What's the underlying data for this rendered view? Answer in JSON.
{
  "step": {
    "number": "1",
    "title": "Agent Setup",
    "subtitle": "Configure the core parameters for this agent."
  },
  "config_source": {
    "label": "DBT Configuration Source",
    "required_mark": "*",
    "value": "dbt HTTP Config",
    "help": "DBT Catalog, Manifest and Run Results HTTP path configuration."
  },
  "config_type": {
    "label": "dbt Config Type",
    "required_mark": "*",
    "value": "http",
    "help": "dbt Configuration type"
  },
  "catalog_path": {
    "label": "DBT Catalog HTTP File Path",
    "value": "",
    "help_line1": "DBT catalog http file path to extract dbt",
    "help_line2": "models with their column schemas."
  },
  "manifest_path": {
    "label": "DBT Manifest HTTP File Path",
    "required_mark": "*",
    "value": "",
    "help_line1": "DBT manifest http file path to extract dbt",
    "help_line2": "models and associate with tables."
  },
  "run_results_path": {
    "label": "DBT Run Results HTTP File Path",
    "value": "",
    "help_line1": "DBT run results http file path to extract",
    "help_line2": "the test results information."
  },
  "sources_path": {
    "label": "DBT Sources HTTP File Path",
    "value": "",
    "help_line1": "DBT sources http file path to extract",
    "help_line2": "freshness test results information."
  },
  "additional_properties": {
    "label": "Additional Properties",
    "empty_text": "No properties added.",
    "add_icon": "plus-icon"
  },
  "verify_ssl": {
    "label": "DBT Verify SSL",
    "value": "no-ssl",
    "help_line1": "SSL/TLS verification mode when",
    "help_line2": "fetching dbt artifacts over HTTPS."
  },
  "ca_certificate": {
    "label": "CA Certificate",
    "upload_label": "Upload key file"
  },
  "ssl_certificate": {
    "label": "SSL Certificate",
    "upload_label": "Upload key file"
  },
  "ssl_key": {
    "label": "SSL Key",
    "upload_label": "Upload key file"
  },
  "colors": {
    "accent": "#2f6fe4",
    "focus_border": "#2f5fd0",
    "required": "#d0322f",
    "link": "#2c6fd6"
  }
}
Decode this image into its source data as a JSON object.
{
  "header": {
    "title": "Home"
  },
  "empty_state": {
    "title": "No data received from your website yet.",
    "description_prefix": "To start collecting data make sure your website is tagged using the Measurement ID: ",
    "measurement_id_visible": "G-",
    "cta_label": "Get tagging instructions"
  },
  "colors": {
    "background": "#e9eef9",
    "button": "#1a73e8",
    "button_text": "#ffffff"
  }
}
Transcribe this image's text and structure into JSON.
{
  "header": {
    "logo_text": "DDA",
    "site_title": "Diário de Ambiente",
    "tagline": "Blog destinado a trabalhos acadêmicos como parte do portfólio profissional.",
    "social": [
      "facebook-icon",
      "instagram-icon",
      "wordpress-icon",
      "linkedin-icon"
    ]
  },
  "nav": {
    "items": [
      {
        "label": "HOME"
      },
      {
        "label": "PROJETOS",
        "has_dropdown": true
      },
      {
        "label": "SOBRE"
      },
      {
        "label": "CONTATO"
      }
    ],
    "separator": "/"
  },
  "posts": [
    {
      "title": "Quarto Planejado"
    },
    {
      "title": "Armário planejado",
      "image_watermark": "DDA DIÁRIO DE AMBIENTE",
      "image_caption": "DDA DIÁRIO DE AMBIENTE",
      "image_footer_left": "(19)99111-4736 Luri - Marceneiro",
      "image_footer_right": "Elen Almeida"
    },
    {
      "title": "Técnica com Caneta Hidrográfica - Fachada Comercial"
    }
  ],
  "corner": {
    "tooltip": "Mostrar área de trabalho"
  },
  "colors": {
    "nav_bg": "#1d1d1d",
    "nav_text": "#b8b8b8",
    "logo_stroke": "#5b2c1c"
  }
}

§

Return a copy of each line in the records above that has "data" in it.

- Result below:
What's the underlying data for this rendered view? Answer in JSON.
Decode this image into its source data as a JSON object.
    "title": "No data received from your website yet.",
    "description_prefix": "To start collecting data make sure your website is tagged using the Measurement ID: ",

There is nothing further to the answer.